Digital download services such as Apple Computer's iTunes have gleaned most of the headlines to date. But the digital music market has already moved to a diverse model, particularly when mobile consumers are counted, Thomas Hesse, president of global business for Sony BMG Music Entertainment, said in a speech at the Music 2.0 conference here on Tuesday.
Sony BMG is already seeing 10 percent of its revenue in the United States, and more than 20 percent of its revenue in China and South Korea, come from digital and mobile products, the executive said. In the next year, labels will increasingly find ways to boost those figures by offering a large range of different products at different times, and through different channels.
"We will see tiered pricing in the online world," Hesse said. "It will be coming out in different windows over time, and will be much more sophisticated than just the 99-cent download that we have seen."
These budding music windows--ranging from exclusive tracks posted on iTunes or prerelease ring tones to live CDs released long after an album's street date--are signs of how seriously the music industry is taking the digital business at last.
Indeed, physical CD sales continue to drop, and executives say they don't realistically expect that to turn around or even to stabilize immediately. Peer-to-peer use continues to rise worldwide, and according to research firm NPD Group, 44 percent of music found on consumers' hard drives in 2004 still came from file swapping or copying other CDs.
Digital sales continue to grow by leaps and bounds, however. According to the International Federation of the Phonographic Industry, about 180 million songs were sold online in the first half of 2005, up from 57 million in the same period last year.
A few individual titles are driving the surge. According to Jeremy Welt, Warner Music vice president of new media, his label is seeing digital sales account for 10 percent to 20 percent of first- and second-week sales for some of its heavily marketed titles.

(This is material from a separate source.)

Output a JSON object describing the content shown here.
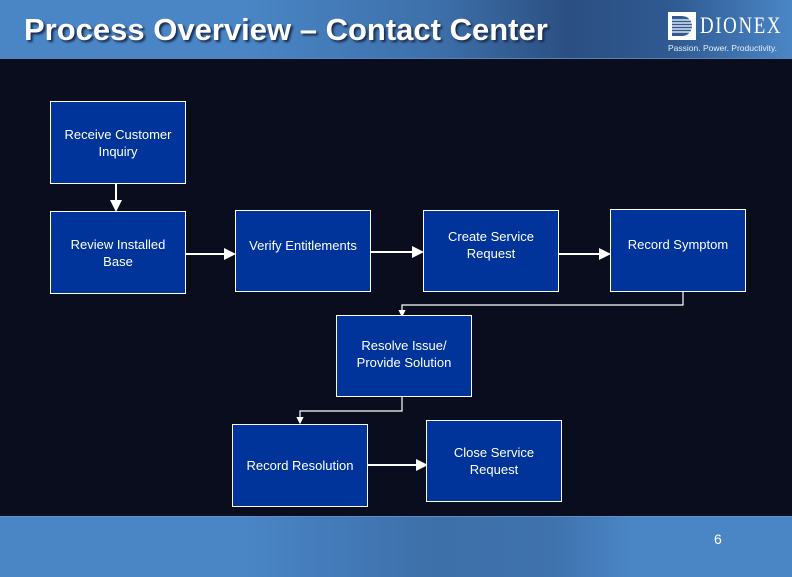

He cited the recent release of a soundtrack from the TV show "The OC," for which 18 percent of the first week's album sales were online.
Releasing content in tightly controlled windows--first in theaters, later to home video, and finally to TV, for example--has been hugely profitable for movie studios in the past few years. These windows have shrunk substantially as DVD releases have been moved substantially closer, but the studios have kept strictly separate release dates for theaters, home video and on-demand services.
With a quickly expanding number of products and channels, including cell phones, online subscription and download sites, retail stores, streaming and downloadable video and more, the music business is evolving into a natural home for windows, some analysts say.
"The reason the movie industry is moving away from windowing is because they got so excited about DVD sales," said JupiterResearch analyst David Card. "But I think windows is more the natural order of things, with multiple packages and multiple release times."
This new product model is also fast changing the role of record companies, which are increasingly dealing with other giant corporations, from telephone companies to Internet portals, as music distributors.
"With the huge telephone companies, with Sprint, with Cingular, it is a completely different world," Hesse said. "It is a world in which the wind blows a little colder, and one in which the record companies are just tiny little cottage industries compared to the sandbox where we were before."